    I have been a fan of Elisabeth Elliot for a long time, but have never read this book until recently and I fell in love with it. Although it was written many years ago, it is still very applicable for today's young women who are getting ready to get married to the man of their dreams. It is just like sitting down with the author and listening to her share her thoughts with her daughter on many different subjects regarding marriage. One of my favorite quotes (and there were many) was, "We are called to be women. The fact that I am a woman does not make me a different kind of Christian, but the fact that I am a Christian does make me a different kind of woman. For I have accepted God's idea of me, and my whole life is an offering back to Him of all that I am and all that He wants me to be."There are many demands and cultural pressures on young women today. This book gives a very good and godly response to some of the issues regarding womanhood and the worth of being what God wants us to be. I am going to get a copy for each of my grand-daughters to have when they get engaged. It is a small book, with short chapters and very easy to read in a short amount of time. Highly recommended!!
  • (5/5)
    Excellent, excellent, excellent! Every lady should read this before getting married!
  • (5/5)
    A good book indeed. What more I can expect from Elizabeth. Every woman must read this.
  • (4/5)
    A great book, beautifully written. I would recommend this book to women who are wondering what a biblical marriage is, or what submission "looks like." Also great for an older woman to read and discuss with an engaged young woman.
  • (5/5)
    I believe that Elisabeth views are still relevant today because we serve a unchanging GOD!
  • (4/5)
    exceptional ♡
  • (5/5)

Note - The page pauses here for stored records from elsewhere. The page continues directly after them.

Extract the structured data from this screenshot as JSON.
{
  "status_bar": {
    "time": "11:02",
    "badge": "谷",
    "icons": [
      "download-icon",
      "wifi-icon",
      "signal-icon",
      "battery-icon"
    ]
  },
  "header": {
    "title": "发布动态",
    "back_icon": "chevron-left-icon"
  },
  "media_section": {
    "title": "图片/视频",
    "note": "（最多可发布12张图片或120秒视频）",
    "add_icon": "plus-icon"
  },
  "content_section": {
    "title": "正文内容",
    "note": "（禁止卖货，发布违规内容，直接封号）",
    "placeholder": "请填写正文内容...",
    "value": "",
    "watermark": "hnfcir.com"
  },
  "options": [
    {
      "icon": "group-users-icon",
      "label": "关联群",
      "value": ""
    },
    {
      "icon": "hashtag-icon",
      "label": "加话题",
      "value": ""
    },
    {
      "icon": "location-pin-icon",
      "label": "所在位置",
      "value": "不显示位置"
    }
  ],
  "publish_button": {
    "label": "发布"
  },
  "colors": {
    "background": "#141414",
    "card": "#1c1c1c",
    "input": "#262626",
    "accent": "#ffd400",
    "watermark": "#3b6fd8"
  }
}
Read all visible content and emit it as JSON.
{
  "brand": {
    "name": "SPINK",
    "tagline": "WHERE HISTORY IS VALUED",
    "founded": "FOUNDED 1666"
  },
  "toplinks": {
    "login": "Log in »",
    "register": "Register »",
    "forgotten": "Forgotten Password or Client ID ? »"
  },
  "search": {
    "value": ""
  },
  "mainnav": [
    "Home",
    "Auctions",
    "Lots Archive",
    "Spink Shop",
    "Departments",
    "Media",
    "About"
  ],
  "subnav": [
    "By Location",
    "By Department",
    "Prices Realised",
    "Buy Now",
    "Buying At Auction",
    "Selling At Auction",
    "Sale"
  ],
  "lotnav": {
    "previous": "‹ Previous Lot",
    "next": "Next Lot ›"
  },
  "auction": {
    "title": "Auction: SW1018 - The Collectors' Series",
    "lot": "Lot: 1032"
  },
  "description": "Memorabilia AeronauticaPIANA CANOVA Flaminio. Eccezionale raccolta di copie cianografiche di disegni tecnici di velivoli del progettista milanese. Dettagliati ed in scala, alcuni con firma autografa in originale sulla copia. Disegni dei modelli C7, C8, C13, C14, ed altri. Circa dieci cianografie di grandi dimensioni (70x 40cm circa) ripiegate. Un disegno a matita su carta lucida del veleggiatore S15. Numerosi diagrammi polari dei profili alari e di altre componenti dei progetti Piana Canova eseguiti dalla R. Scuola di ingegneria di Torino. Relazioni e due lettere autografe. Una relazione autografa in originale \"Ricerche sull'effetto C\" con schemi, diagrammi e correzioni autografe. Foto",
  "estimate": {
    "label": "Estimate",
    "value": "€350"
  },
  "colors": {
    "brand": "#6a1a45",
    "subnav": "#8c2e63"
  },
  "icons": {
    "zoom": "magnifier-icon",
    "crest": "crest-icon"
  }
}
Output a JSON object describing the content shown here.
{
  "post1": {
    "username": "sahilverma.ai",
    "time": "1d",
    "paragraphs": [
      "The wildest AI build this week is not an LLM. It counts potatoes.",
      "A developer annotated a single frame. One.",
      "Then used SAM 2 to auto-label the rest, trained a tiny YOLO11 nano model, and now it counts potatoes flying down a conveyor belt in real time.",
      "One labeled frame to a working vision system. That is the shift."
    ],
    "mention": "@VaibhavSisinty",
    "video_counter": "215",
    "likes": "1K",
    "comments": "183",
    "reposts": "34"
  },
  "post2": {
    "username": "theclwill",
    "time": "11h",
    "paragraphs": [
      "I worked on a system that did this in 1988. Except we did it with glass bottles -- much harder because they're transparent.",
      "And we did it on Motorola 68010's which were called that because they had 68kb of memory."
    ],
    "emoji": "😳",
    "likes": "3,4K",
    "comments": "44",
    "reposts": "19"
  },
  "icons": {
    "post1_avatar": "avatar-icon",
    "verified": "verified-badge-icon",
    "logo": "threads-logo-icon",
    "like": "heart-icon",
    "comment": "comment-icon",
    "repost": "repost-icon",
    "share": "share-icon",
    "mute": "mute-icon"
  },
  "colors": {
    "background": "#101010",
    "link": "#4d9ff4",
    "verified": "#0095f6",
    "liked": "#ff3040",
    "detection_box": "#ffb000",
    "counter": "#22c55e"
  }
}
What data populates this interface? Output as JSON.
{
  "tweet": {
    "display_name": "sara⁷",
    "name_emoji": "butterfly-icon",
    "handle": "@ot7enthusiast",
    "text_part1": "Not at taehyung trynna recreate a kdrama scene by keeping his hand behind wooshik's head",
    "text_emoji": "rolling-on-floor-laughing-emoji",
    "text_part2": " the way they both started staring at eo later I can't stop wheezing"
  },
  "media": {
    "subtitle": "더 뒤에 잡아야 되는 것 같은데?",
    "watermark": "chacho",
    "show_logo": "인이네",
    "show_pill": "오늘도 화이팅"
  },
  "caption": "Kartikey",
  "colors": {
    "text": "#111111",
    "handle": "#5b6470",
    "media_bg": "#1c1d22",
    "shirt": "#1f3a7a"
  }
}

    Let Me Be A WomanElisabeth ElliotBook Summary: The author combines her observations and experiences in a number of essays on male-female relationships. In these days of conflicting demands and cultural pressures, what kind of woman do you wish to be? How should you respond? What should you think? Elisabeth Elliot is one of Christiandom's most able and articulate writers. In this profound and moving book she presents her unique perspective. Now married a third time after losing two husbands through death, she offers golden insights which apply to the single, the married, and the widowed.These notes on womanhood, written to her daughter Valerie a few weeks before Val's marriage, are a gift of lasting worth for all Christian women.Review: This is a fantastic book for any woman to read. I loved the humble and godly advice and wisdom that Ms. Elliot possess. She is a favorite of mine. I love how she breaks down the culture and the call on a woman who belongs to Christ. This is must read for me yearly. I need the guidance of woman who have walked the hard steps of this world and kept on going with Christ’s help and guidance. I believe this book is just as relevant today as it was when she first wrote it. Books like this are disappearing from the Woman’s section of Christian bookstores.